Debating Bush v. Gore, the Supreme Court, and American Democracy
Edited by:

America’s leading constitutional scholars and historians debate the most controversial election in U.S. history

The 2000 presidential election ended, according to constitutional law scholar Ronald Dworkin, in the worst possible way—“not with a national affirmation of democratic principle but by the fiat of the five conservative Supreme Court justices over the fierce objection of the four more liberal justices.” The Court’s decision ensured both a George W. Bush victory and a continuing cloud of suspicion over that victory—as well as an unprecedented examination of the politics of the Court itself. Now Dworkin, one of the most important liberal analysts in Anglo-American jurisprudence, has assembled a distinguished cast of leading legal scholars and historians to debate the consequences of that fiat in a unique group exchange format, with printed responses by each of the contributors to the essays of the others. This book will undoubtedly be welcomed as the most thorough, intellectually rigorous examination of the 2000 election.

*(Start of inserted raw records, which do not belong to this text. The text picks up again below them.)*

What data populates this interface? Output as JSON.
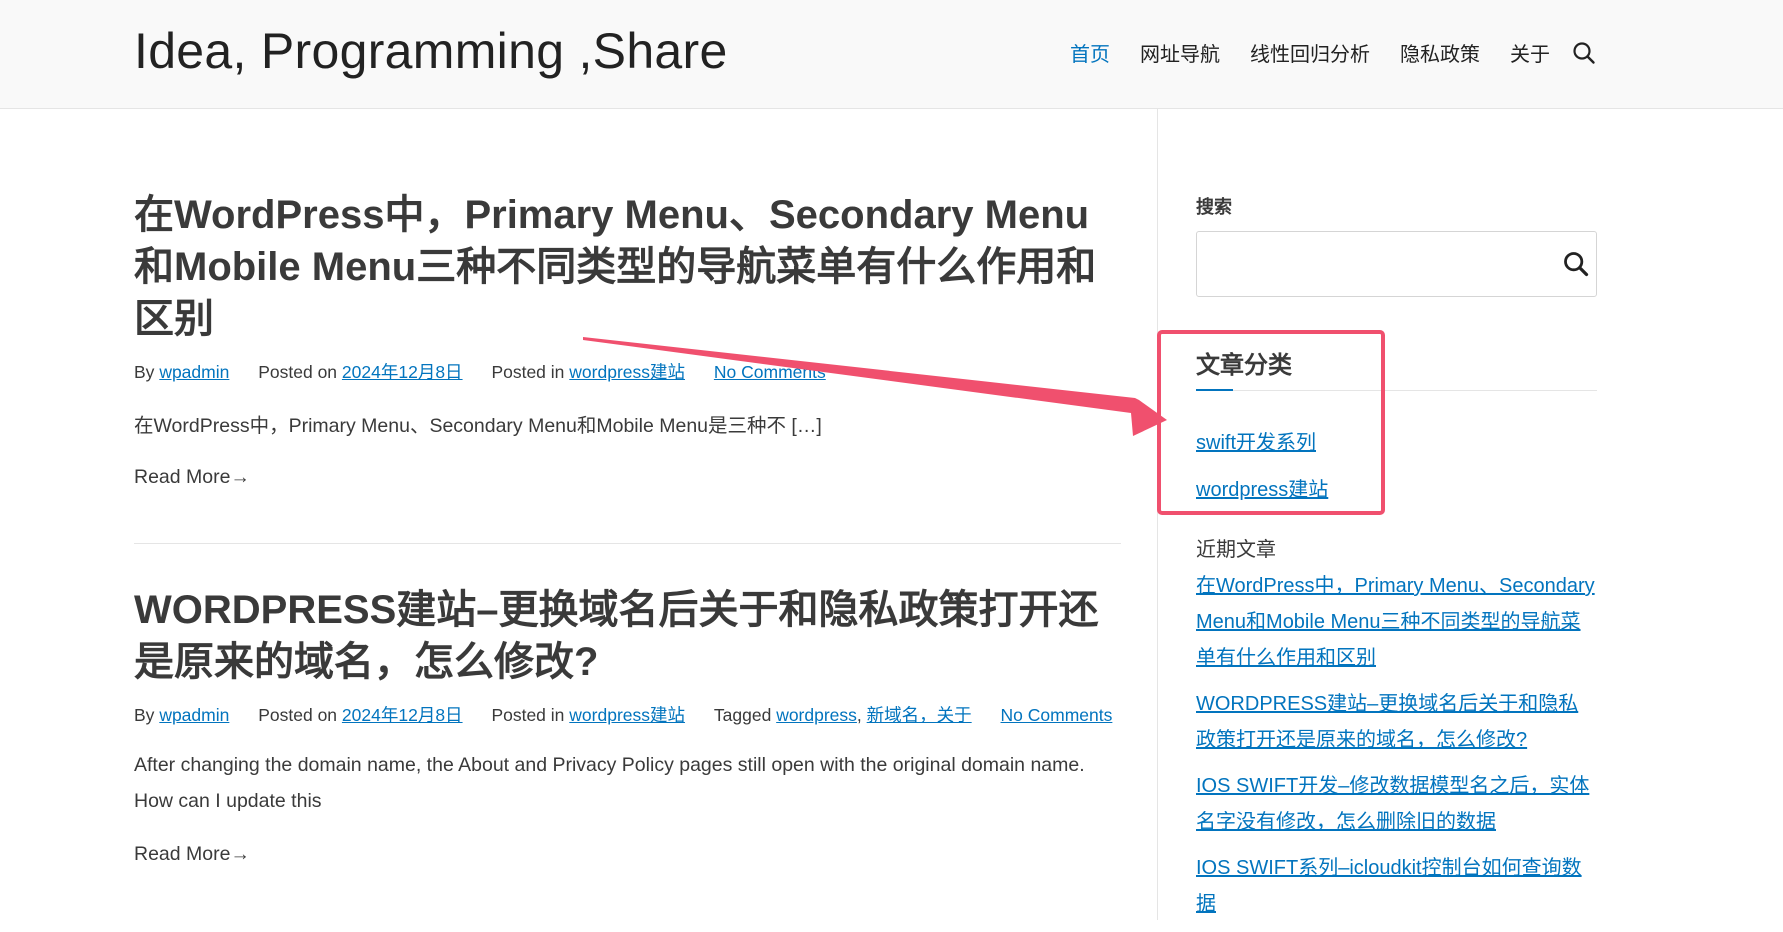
{
  "header": {
    "site_title": "Idea, Programming ,Share",
    "nav": [
      {
        "label": "首页",
        "active": true
      },
      {
        "label": "网址导航",
        "active": false
      },
      {
        "label": "线性回归分析",
        "active": false
      },
      {
        "label": "隐私政策",
        "active": false
      },
      {
        "label": "关于",
        "active": false
      }
    ],
    "search_icon": "search-icon"
  },
  "posts": [
    {
      "title": "在WordPress中，Primary Menu、Secondary Menu和Mobile Menu三种不同类型的导航菜单有什么作用和区别",
      "by_label": "By",
      "author": "wpadmin",
      "posted_on_label": "Posted on",
      "date": "2024年12月8日",
      "posted_in_label": "Posted in",
      "category": "wordpress建站",
      "comments": "No Comments",
      "excerpt": "在WordPress中，Primary Menu、Secondary Menu和Mobile Menu是三种不 […]",
      "read_more": "Read More"
    },
    {
      "title": "WORDPRESS建站–更换域名后关于和隐私政策打开还是原来的域名，怎么修改?",
      "by_label": "By",
      "author": "wpadmin",
      "posted_on_label": "Posted on",
      "date": "2024年12月8日",
      "posted_in_label": "Posted in",
      "category": "wordpress建站",
      "tagged_label": "Tagged",
      "tags": [
        "wordpress",
        "新域名，关于"
      ],
      "comments": "No Comments",
      "excerpt": "After changing the domain name, the About and Privacy Policy pages still open with the original domain name. How can I update this",
      "read_more": "Read More"
    }
  ],
  "sidebar": {
    "search_label": "搜索",
    "search_placeholder": "",
    "categories_title": "文章分类",
    "categories": [
      "swift开发系列",
      "wordpress建站"
    ],
    "recent_title": "近期文章",
    "recent_posts": [
      "在WordPress中，Primary Menu、Secondary Menu和Mobile Menu三种不同类型的导航菜单有什么作用和区别",
      "WORDPRESS建站–更换域名后关于和隐私政策打开还是原来的域名，怎么修改?",
      "IOS SWIFT开发–修改数据模型名之后，实体名字没有修改，怎么删除旧的数据",
      "IOS SWIFT系列–icloudkit控制台如何查询数据"
    ]
  },
  "colors": {
    "link": "#0274be",
    "annotation": "#f0506e"
  }
}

A Badly Flawed Election includes contributions by Dworkin, conservative Judge Richard Poner, Harvard Law School’s Lani Guinier, the University of Chicago Law School’s Cass Sunstein, New York University law professor Richard Pildes, historian Arthur Schlesigner Jr., Berkeley political scientist Nelson Polsby, and Harvard’s Lawrence Tribe, who argued Vice President Al Gore’s case before the Supreme Court. Tribe’s original essay combines analysis with a personal reflection on the impact the Court’s decision has had on his own attitude toward the Court, constitutional law, and teaching. The book also includes a major new introduction by Dworkin, assessing the legal, political, and ethical legacy of the election, and will feature a discussion of policy proposals that would ensure meaningful election reform.